Anacortes Race Week is a cornerstone of the Salish Sea sailboat racing calendar with a four-decade-long legacy. The weeklong regatta attracts sailors from Puget Sound, British Columbia, and beyond, bringing out the best racers, organizers, and race management that our corner of the world has to offer.
Race Week, as it is commonly known amongst sailors, welcomes a variety of racing classes, including handicap-corrected time fleets, One Design racing, and a low-key cruising class. The regatta typically includes multiple daily races on temporary windward and leeward courses, allowing sailors to showcase their skills and compete. This is the third year for Race Week in Anacortes, having been held previously in Oak Harbor on Whidbey Island since 1983. Even though this is the 40th anniversary of the event, it is always growing, developing, and adapting to the participants’ needs.
This year’s event had its fair share of successes and challenges on the water. The racing area is in a seemingly random and turbulent vortex of current swirls where tidal streams appear and disappear in minutes. This leaves some racers smiling at first, only to completely shift moods on the next lap as the same boats get spit out the back. The wind conditions are also mixed, with steady, strong winds on some days followed by tricky, shifty conditions on the next. It truly does test racers in a complete range of conditions.
On Monday, racers hit the ground running, knocking off a string of races in a steady breeze that reached into the mid-teens. This was followed by a strategic drifting competition on Tuesday in what was to be a single, light air race before the fleet went in for the day. On Wednesday, it initially appeared that things would mirror Tuesday’s light conditions. But instead, Race Officer Charlie Rathkopf jumped on the radio with the Coast Guard and got permission to relocate the racecourse to Guemes Channel, normally off-limits due to the commercial traffic that uses it. Amidst the anchored tankers waiting for a berth at the refinery, racing began in a steady breeze and made for a picture-perfect afternoon on the water.

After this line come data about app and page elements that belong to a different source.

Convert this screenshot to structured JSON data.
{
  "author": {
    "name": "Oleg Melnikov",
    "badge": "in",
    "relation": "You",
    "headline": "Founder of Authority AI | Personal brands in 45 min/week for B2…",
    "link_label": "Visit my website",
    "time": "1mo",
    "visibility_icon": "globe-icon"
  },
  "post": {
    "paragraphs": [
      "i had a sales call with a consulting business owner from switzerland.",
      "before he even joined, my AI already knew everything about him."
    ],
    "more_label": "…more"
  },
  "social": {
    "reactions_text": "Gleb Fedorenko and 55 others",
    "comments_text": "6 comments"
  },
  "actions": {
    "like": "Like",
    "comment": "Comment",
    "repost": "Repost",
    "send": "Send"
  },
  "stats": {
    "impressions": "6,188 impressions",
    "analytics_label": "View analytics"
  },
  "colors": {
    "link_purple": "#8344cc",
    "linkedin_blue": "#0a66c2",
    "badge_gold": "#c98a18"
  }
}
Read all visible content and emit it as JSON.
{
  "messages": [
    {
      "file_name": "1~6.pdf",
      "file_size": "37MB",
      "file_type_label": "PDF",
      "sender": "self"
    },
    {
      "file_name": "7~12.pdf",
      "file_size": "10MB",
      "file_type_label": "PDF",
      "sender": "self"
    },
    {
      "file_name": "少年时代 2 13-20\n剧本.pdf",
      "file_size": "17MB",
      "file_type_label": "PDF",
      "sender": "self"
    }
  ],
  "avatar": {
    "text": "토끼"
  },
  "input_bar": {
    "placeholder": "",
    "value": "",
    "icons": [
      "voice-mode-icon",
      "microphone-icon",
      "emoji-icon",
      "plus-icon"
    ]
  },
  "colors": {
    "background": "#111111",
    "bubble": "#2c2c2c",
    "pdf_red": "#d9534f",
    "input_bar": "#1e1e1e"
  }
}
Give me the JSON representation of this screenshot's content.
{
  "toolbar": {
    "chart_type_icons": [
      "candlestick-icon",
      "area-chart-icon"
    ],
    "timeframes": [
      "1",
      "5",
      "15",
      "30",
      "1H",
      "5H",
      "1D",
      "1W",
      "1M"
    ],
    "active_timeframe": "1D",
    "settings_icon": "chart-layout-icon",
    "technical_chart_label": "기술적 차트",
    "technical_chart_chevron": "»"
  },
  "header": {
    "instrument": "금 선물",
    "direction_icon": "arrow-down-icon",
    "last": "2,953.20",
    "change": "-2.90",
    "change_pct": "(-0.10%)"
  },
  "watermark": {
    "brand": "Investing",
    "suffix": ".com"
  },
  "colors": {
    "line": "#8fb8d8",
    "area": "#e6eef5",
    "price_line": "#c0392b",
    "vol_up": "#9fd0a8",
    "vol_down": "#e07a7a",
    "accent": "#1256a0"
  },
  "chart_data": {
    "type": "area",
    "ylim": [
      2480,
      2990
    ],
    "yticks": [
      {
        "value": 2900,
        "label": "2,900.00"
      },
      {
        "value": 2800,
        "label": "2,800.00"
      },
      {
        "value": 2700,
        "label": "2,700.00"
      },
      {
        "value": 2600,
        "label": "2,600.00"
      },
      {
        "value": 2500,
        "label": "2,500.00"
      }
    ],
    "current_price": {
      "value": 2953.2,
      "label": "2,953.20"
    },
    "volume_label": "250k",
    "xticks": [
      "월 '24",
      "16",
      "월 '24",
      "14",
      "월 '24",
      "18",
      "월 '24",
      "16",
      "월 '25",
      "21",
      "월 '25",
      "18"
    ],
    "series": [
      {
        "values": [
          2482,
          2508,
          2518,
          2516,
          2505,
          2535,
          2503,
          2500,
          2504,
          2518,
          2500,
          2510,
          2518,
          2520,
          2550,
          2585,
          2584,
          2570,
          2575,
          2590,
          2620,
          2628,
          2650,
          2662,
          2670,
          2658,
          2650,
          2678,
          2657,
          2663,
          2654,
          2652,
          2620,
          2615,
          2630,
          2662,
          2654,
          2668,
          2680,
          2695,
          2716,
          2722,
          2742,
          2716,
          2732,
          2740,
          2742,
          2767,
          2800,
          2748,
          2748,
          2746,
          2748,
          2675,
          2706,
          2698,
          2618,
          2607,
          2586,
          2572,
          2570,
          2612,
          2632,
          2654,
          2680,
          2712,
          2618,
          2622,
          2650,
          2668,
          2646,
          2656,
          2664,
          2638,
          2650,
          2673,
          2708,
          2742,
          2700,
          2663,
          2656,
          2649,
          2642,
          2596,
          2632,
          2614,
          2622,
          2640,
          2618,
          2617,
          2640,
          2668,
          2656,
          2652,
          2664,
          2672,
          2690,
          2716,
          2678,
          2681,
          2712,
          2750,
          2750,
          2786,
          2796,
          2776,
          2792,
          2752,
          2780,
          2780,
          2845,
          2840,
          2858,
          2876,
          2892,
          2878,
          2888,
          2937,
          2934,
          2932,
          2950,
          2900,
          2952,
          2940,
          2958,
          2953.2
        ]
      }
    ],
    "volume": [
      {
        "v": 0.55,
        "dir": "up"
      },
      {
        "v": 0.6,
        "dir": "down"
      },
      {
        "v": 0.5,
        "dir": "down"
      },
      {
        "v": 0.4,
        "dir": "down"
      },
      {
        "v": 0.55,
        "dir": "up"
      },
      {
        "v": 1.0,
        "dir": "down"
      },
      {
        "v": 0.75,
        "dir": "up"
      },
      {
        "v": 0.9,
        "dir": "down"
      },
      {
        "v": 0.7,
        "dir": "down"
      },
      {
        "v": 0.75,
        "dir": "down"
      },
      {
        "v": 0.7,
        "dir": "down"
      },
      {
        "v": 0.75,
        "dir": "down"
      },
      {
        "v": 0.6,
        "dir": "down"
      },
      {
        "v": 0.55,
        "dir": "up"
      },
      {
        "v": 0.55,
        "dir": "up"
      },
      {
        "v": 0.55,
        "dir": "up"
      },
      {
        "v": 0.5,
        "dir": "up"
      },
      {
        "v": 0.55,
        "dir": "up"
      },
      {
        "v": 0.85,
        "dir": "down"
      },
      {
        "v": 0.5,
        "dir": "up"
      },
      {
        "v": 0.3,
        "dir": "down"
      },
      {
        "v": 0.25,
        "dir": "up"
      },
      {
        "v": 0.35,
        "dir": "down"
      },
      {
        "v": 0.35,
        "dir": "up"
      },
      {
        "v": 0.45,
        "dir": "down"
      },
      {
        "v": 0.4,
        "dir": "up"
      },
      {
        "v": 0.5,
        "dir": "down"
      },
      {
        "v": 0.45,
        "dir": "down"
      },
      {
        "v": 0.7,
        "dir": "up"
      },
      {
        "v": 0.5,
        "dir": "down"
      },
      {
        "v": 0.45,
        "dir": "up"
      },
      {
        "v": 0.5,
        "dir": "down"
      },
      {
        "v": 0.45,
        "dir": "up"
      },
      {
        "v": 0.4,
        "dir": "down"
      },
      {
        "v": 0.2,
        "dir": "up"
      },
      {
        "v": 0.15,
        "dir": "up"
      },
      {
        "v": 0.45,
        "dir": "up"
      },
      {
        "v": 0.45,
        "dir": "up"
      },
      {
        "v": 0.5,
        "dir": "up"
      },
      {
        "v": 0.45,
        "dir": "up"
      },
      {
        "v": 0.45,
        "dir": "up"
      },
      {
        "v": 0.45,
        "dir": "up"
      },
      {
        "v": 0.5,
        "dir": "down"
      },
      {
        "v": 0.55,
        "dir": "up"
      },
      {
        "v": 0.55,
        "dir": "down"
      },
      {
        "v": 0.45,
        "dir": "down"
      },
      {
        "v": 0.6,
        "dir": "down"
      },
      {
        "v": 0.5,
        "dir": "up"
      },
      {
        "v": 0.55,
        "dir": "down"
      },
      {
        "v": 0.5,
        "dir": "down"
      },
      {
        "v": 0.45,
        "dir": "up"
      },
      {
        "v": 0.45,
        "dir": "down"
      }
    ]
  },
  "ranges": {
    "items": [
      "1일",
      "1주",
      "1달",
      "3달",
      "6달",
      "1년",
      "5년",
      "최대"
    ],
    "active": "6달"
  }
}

The wind on Thursday was nonexistent in the morning, but slowly filled in from a familiar direction and gave the fleet a wonderful afternoon of racing with some very strategic moments as the breeze built and the current swirled through the racecourse. Fleets got two races in before the wind died off shortly before 3 p.m., sending folks in with plenty of time to put their boats away before the party started.
Friday again was light with the strongest currents of the week, a challenge for some boats to even leave the marina in the morning with such shallow water. After briefly exploring the normal racing area the fleet sailed the day before, the race committee shifted back to Guemes Channel but was met with over three knots of current with a slow-building westerly breeze. With no wind anywhere else in the area, they worked to get a racecourse set, and the call came over the radio that they would attempt to start under the provision that if races became unrealistic or unfair due to the current, they would call them off. The first two fleets started, short-tacking the shoreline with only inches under the keels to stay out of the current. Unfortunately, the smaller and slower boats could not make way against the current when it was time for them to start. The decision was made to send the remaining fleets into the dock and shorten the course for the boats still racing.
Race Week has a reputation for being a top-level racing event and a top-level party. After having limited social events for the past two renditions, the legendary rum tent was back this year and did not disappoint. A different band played every night, from the twangy tunes of Race Week legends Gertrude’s Hearse, who reunited for one night only to play the event, to an ABBA cover band that had the crustiest old sailors singing along. In addition to the official events, the town of Anacortes has a lively social atmosphere with plenty of activities for racers and supporters alike.
It’s safe to say Anacortes Race Week has cemented itself as a bucket list sailing event combining competitive racing, stunning natural beauty, and legendary shoreside activities. It allows sailors of all skill levels to unite, enjoy the sport they love, and create lasting memories on and off the water. Next year’s event is set for June 24-28 and is already stacking up to be a banner year, with some of the region’s top crews putting it on their calendar.